### What the task asks
The task calls for each record to be given again exactly.
(Dataset excerpts Opens)
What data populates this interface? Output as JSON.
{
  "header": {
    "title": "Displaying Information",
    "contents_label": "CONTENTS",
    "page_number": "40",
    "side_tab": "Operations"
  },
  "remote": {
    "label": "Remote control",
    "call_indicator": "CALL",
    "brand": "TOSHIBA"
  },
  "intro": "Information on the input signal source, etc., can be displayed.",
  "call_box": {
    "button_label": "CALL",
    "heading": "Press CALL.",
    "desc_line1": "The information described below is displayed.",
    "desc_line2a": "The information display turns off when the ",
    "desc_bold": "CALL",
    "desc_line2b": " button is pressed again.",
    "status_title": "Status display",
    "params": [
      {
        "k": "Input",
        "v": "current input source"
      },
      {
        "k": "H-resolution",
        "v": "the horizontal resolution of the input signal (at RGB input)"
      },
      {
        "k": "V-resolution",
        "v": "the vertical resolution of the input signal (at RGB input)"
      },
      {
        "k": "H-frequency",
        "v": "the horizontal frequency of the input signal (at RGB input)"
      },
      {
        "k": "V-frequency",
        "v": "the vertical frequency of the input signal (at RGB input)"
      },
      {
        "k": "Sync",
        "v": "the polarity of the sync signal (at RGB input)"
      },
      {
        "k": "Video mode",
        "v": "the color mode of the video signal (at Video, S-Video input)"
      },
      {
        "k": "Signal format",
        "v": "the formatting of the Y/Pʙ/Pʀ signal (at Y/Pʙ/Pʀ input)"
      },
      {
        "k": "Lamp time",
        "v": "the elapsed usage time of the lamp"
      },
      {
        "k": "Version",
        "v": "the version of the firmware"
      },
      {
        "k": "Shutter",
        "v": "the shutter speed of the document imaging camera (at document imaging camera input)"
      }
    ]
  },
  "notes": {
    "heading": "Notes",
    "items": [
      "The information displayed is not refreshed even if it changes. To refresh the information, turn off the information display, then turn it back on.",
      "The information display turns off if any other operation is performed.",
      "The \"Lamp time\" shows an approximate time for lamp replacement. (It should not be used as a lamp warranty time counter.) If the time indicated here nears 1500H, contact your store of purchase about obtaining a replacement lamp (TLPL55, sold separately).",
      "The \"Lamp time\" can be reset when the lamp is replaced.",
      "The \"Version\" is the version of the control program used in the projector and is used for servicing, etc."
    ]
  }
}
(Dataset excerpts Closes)
### Exercise result
What data populates this interface? Output as JSON.
{
  "header": {
    "title": "Displaying Information",
    "contents_label": "CONTENTS",
    "page_number": "40",
    "side_tab": "Operations"
  },
  "remote": {
    "label": "Remote control",
    "call_indicator": "CALL",
    "brand": "TOSHIBA"
  },
  "intro": "Information on the input signal source, etc., can be displayed.",
  "call_box": {
    "button_label": "CALL",
    "heading": "Press CALL.",
    "desc_line1": "The information described below is displayed.",
    "desc_line2a": "The information display turns off when the ",
    "desc_bold": "CALL",
    "desc_line2b": " button is pressed again.",
    "status_title": "Status display",
    "params": [
      {
        "k": "Input",
        "v": "current input source"
      },
      {
        "k": "H-resolution",
        "v": "the horizontal resolution of the input signal (at RGB input)"
      },
      {
        "k": "V-resolution",
        "v": "the vertical resolution of the input signal (at RGB input)"
      },
      {
        "k": "H-frequency",
        "v": "the horizontal frequency of the input signal (at RGB input)"
      },
      {
        "k": "V-frequency",
        "v": "the vertical frequency of the input signal (at RGB input)"
      },
      {
        "k": "Sync",
        "v": "the polarity of the sync signal (at RGB input)"
      },
      {
        "k": "Video mode",
        "v": "the color mode of the video signal (at Video, S-Video input)"
      },
      {
        "k": "Signal format",
        "v": "the formatting of the Y/Pʙ/Pʀ signal (at Y/Pʙ/Pʀ input)"
      },
      {
        "k": "Lamp time",
        "v": "the elapsed usage time of the lamp"
      },
      {
        "k": "Version",
        "v": "the version of the firmware"
      },
      {
        "k": "Shutter",
        "v": "the shutter speed of the document imaging camera (at document imaging camera input)"
      }
    ]
  },
  "notes": {
    "heading": "Notes",
    "items": [
      "The information displayed is not refreshed even if it changes. To refresh the information, turn off the information display, then turn it back on.",
      "The information display turns off if any other operation is performed.",
      "The \"Lamp time\" shows an approximate time for lamp replacement. (It should not be used as a lamp warranty time counter.) If the time indicated here nears 1500H, contact your store of purchase about obtaining a replacement lamp (TLPL55, sold separately).",
      "The \"Lamp time\" can be reset when the lamp is replaced.",
      "The \"Version\" is the version of the control program used in the projector and is used for servicing, etc."
    ]
  }
}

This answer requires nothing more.